These people taught me about community before it was a buzzword.
From the time we were waist-high, my brother and I had to run the gauntlet of saints waiting to give us hugs as we filed into the aisle at the end of the service.
It was from them that I received my first ideas about God.
The God that we worshipped within those walls was not one who could be confined to three point sermons or required a jamming praise band to get people’s attention.
He jumped off the pages of the book of Acts and into the center of our services. I walked through those doors each week not knowing what God was going to do next.
This was no prosperity gospel or self-help sermon that was presented to me in my formative years. It was the Good News read straight from the Bible without any additions, deletions or apologies.
It was in that church that I learned John 3:16 and first heard “There is therefore now no condemnation to them which are in Christ Jesus.”
I don’t think any of us expected that it would end the way it did.
Anyone who has been in church for any length of time knows that there is a dark side to it. Sometimes we forget that men of God are still made of flesh.
There came a time that the most Christlike thing they knew to do was to walk away in peace. Although their hearts were still hurting, they soon joined another body of believers.
All of that happened years ago, but I have been thinking about it a lot lately as I read about how my generation is leaving the church in droves.

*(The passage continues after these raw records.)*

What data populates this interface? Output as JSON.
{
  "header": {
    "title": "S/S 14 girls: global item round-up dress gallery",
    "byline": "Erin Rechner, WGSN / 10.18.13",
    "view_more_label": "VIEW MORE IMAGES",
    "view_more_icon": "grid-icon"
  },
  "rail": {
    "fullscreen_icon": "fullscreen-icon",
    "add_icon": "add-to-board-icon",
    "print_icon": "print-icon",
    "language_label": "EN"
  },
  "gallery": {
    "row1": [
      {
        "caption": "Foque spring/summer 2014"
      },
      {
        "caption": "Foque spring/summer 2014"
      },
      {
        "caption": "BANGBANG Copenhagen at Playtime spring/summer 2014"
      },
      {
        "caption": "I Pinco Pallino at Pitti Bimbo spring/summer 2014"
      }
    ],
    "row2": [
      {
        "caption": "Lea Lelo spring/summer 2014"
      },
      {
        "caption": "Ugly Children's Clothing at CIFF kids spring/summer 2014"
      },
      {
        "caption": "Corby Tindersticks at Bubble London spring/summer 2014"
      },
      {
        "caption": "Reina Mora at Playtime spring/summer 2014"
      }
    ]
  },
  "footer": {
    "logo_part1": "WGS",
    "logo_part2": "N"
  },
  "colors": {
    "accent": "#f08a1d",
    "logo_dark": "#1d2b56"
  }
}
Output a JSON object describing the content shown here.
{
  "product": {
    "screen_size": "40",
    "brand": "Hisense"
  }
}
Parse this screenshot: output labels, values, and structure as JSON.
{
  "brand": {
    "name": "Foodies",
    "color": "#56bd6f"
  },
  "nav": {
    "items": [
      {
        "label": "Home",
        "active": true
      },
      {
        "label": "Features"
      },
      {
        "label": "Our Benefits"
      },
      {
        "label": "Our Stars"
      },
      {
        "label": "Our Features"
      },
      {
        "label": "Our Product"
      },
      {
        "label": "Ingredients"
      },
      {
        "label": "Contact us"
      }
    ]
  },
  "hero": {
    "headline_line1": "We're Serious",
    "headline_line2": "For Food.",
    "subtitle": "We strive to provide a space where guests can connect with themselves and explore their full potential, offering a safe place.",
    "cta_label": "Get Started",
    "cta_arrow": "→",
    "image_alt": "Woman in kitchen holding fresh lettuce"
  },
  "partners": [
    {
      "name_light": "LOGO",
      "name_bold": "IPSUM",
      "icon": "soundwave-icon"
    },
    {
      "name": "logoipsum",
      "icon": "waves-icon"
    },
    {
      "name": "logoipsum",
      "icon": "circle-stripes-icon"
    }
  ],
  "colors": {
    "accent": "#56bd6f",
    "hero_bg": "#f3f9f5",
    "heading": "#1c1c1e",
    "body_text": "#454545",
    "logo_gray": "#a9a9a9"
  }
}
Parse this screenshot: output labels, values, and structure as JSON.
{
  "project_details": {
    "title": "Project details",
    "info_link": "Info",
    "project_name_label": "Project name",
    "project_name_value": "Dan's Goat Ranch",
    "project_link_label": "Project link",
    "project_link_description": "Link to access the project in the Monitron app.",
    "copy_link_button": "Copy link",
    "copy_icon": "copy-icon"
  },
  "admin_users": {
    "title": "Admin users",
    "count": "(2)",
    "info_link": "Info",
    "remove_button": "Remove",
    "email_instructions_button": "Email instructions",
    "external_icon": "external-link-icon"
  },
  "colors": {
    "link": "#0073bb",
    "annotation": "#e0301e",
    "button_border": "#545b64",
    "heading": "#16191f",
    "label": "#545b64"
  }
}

A third of adults under 30 reported having no religious affiliation in a Pew Research poll in 2012, and most were not expending any energy looking for a religion that would be right for them.
“Overwhelmingly, they think that religious organizations are too concerned with money and power, too focused on rules and too involved in politics,” the report stated.
It is not just atheists or agnostics who take such a negative view of the church.
One of the new trends in Christian publishing is the post-evangelical memoir.
The authors, usually members of the Millennial generation, are still in love with the Jesus that they learned about in Sunday School and youth group, but they have developed potentially irreconcilable differences with the church.
They are tired of superficial Sunday smiles and culture wars, rules instead of relationship.
They don’t want to be part of an institution that builds bigger buildings and establishes more programs but doesn’t do a thing for real people with real needs.
As they see it, the mainstream American version of Christianity is so far removed from the life that Jesus called his followers to that they question how much longer they can be a part of it in good conscience.
It takes courage to walk away from the familiar for a while and search for the Savior in the wilderness.
My first church family showed me that it also takes a deep reservoir of faith to keep showing up somewhere on Sunday and believing that God will meet you there.
Just as sometimes it is necessary to take a step back and get some perspective, some people are called to stay and continue doing the thankless but worthwhile work of the church.
Somebody has to be willing to bring about change from within an imperfect structure composed of imperfect people while also finding ways to be His hands and feet outside those walls.
Whether in the wilderness or in the pew, it is important to remember that our hope is not in a congregation, a denomination, a preacher or even in ourselves.
We are resurrection people.
The story of Easter is that God can make all things new, no matter how lifeless or broken. He makes everything beautiful in its time, including his bride.
Jennifer Cohron is the features writer at the Daily Mountain Eagle. She can be reached at (205) 221-2840 or by email at firstname.lastname@example.org